--- PROVIDED ENTRIES ---

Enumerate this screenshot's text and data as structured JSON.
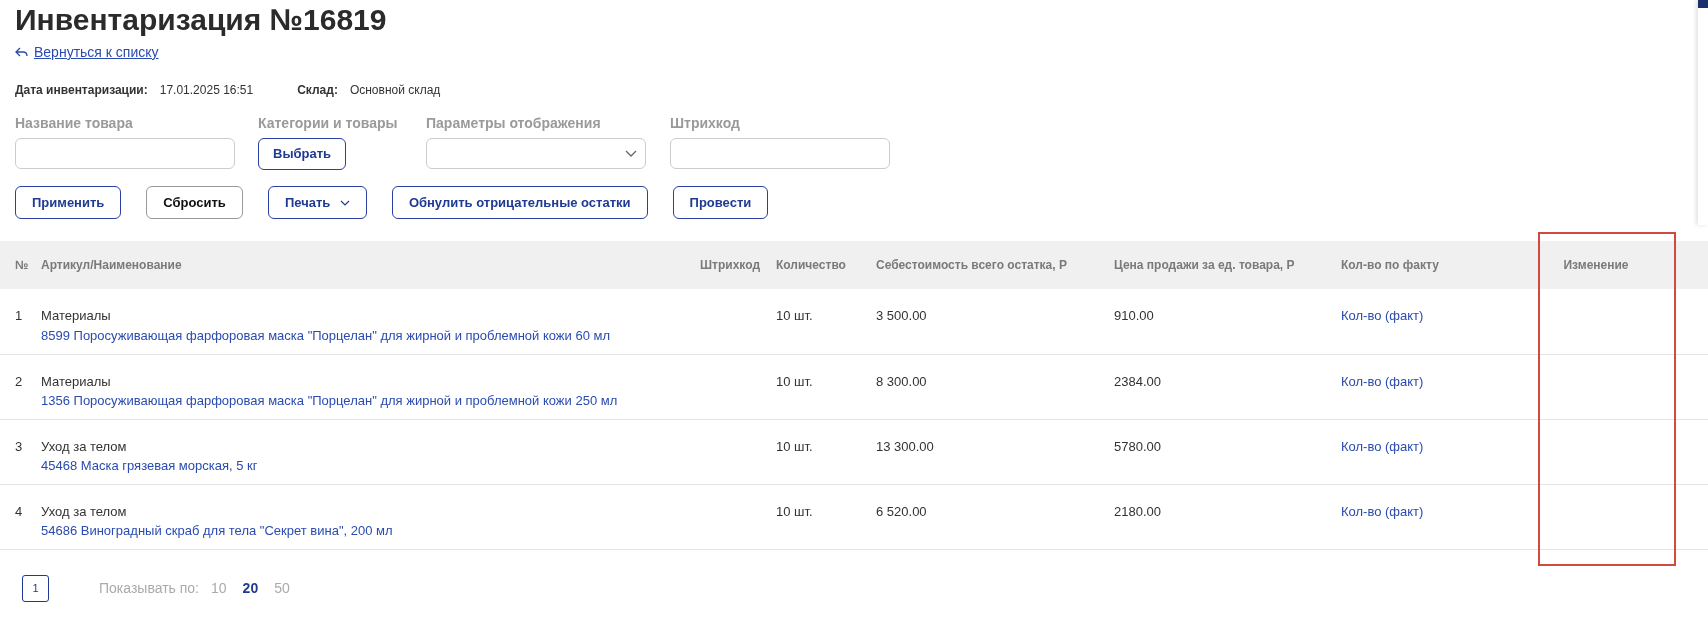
{
  "page": {
    "title": "Инвентаризация №16819",
    "back_link": "Вернуться к списку"
  },
  "info": [
    {
      "label": "Дата инвентаризации:",
      "value": "17.01.2025 16:51"
    },
    {
      "label": "Склад:",
      "value": "Основной склад"
    }
  ],
  "filters": [
    {
      "kind": "input",
      "label": "Название товара"
    },
    {
      "kind": "button",
      "label": "Категории и товары",
      "button": "Выбрать"
    },
    {
      "kind": "select",
      "label": "Параметры отображения"
    },
    {
      "kind": "input",
      "label": "Штрихкод"
    }
  ],
  "actions": [
    {
      "kind": "primary",
      "label": "Применить"
    },
    {
      "kind": "secondary",
      "label": "Сбросить"
    },
    {
      "kind": "dropdown",
      "label": "Печать"
    },
    {
      "kind": "primary",
      "label": "Обнулить отрицательные остатки"
    },
    {
      "kind": "primary",
      "label": "Провести"
    }
  ],
  "table": {
    "columns": [
      {
        "label": "№"
      },
      {
        "label": "Артикул/Наименование"
      },
      {
        "label": "Штрихкод"
      },
      {
        "label": "Количество"
      },
      {
        "label": "Себестоимость всего остатка, Р"
      },
      {
        "label": "Цена продажи за ед. товара, Р"
      },
      {
        "label": "Кол-во по факту"
      },
      {
        "label": "Изменение"
      }
    ],
    "rows": [
      {
        "number": "1",
        "category": "Материалы",
        "product": "8599 Поросуживающая фарфоровая маска \"Порцелан\" для жирной и проблемной кожи 60 мл",
        "quantity": "10 шт.",
        "cost": "3 500.00",
        "price": "910.00",
        "fact": "Кол-во (факт)"
      },
      {
        "number": "2",
        "category": "Материалы",
        "product": "1356 Поросуживающая фарфоровая маска \"Порцелан\" для жирной и проблемной кожи 250 мл",
        "quantity": "10 шт.",
        "cost": "8 300.00",
        "price": "2384.00",
        "fact": "Кол-во (факт)"
      },
      {
        "number": "3",
        "category": "Уход за телом",
        "product": "45468 Маска грязевая морская, 5 кг",
        "quantity": "10 шт.",
        "cost": "13 300.00",
        "price": "5780.00",
        "fact": "Кол-во (факт)"
      },
      {
        "number": "4",
        "category": "Уход за телом",
        "product": "54686 Виноградный скраб для тела \"Секрет вина\", 200 мл",
        "quantity": "10 шт.",
        "cost": "6 520.00",
        "price": "2180.00",
        "fact": "Кол-во (факт)"
      }
    ]
  },
  "pagination": {
    "pages": [
      {
        "label": "1",
        "selected": true
      }
    ],
    "page_size_label": "Показывать по:",
    "page_sizes": [
      {
        "label": "10",
        "selected": false
      },
      {
        "label": "20",
        "selected": true
      },
      {
        "label": "50",
        "selected": false
      }
    ]
  }
}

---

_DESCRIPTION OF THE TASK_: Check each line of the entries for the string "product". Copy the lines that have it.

_SOLUTION TO THIS EXERCISE_:
        "product": "8599 Поросуживающая фарфоровая маска \"Порцелан\" для жирной и проблемной кожи 60 мл",
        "product": "1356 Поросуживающая фарфоровая маска \"Порцелан\" для жирной и проблемной кожи 250 мл",
        "product": "45468 Маска грязевая морская, 5 кг",
        "product": "54686 Виноградный скраб для тела \"Секрет вина\", 200 мл",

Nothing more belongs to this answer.